Memory and Perception News

Emotional Conflicts Fuel Concern About Not Having Enough Time

February 26th, 2015
A new study suggests that while many of us constantly feel pressed for time, the stress really has very little to do with time itself. "Beyond the number of activities actually competing for their time, emotional conflict between activities makes consumers feel that ...

Excess Work Hours + Family Demands = Higher BMI

February 25th, 2015
A new study discovers working long hours while raising a family can take a toll on the body mass index of individuals in dual-earner families. Dr. Amit Kramer, a University of Illinois labor and employment relations professor also found that an increase in ...

Intense Anger Can Spark a Heart Attack

February 25th, 2015
So angry you could explode? If so, be aware of chest pains that may develop in the next few hours. New research discovers the risk of heart attack is 8.5 times higher in the two hours following an acute episode of anger than ...

Daydreams May Improve Cognition

February 24th, 2015
Repetitious, monotonous tasks often result in a wandering mind. This daydreaming behavior is frequently criticized as a lack of discipline and an action that hinders future performance. New research now suggests daydreaming involves more than just beating back boredom as the behavior can ...

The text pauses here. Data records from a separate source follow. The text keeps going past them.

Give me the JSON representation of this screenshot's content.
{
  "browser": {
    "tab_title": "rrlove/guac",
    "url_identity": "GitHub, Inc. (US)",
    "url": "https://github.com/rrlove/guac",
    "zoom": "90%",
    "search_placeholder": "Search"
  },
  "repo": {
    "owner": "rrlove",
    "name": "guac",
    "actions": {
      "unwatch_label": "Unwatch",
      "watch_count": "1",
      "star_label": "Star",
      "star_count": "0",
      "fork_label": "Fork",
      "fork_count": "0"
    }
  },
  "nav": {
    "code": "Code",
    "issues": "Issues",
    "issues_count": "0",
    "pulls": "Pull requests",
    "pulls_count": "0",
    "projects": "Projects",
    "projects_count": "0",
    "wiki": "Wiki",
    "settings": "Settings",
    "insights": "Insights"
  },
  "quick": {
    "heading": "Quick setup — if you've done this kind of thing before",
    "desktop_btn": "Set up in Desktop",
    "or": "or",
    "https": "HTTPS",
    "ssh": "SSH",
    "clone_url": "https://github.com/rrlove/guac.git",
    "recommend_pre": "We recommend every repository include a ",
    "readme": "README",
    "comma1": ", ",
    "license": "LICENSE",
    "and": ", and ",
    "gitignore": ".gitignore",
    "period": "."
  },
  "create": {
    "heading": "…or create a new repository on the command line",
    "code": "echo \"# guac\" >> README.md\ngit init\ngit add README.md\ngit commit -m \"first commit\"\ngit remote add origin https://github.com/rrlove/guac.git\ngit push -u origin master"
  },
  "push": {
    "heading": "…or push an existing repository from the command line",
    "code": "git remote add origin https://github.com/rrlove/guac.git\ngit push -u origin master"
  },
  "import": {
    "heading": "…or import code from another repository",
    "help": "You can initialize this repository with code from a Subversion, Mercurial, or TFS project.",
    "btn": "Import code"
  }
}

Telephone Support Can Help Ease Postnatal Depression

February 24th, 2015
Emerging research discovers telephone-based peer support helps to reduce postnatal or postpartum depression in new mothers. The new study, published in the Journal of Advanced Nursing, also found that social support from peers may be effective for maternal depression up to two years ...

Stress Influences Confidence, Can Lead to Inequalities

February 24th, 2015
A new study looks at the way in which stress influences our confidence in competing with others. European scientists say the behavioral investigation is the first to show how stress actually affects our degree of confidence. They believe stress can even be a ...

Mice Study Suggests Some Disorders May Be Tied to 4-Hour Cycles

February 23rd, 2015
A new animal study finds that four-hour cycles driven by the neurotransmitter dopamine may be implicated in the disturbed sleep-wake cycles of some mental disorders such as bipolar disorder and schizophrenia. The study, led by Kai-Florian Storch, Ph.D., of the Douglas Mental Health ...

YouTube Videos Tend to Glamorize Intoxication

February 23rd, 2015
A new analysis discovers that the 70 most popular videos depicting drunkenness on YouTube account for more than 330 million views. Researchers from the University of Pittsburgh Center for Research on Media, Technology, and Health (CRMTH) discovered the videos rarely portray the negative ...

Preteens Who Experiment May Have Different Brain Processes

February 22nd, 2015
Preteens who experiment or explore new things may have brain processes that work differently, according to a new study. "The beginning of adolescence is associated with seeking new experiences and increasing exploratory behaviors, but little research has been done to measure that increase ...

Both Liberals and Conservatives Show Science Bias

February 22nd, 2015
Both conservatives and liberals tend to show bias against science that doesn’t align with their political views, say researchers from Ohio State University. In a new study, they found that individuals from both parties expressed less trust in science when presented with ...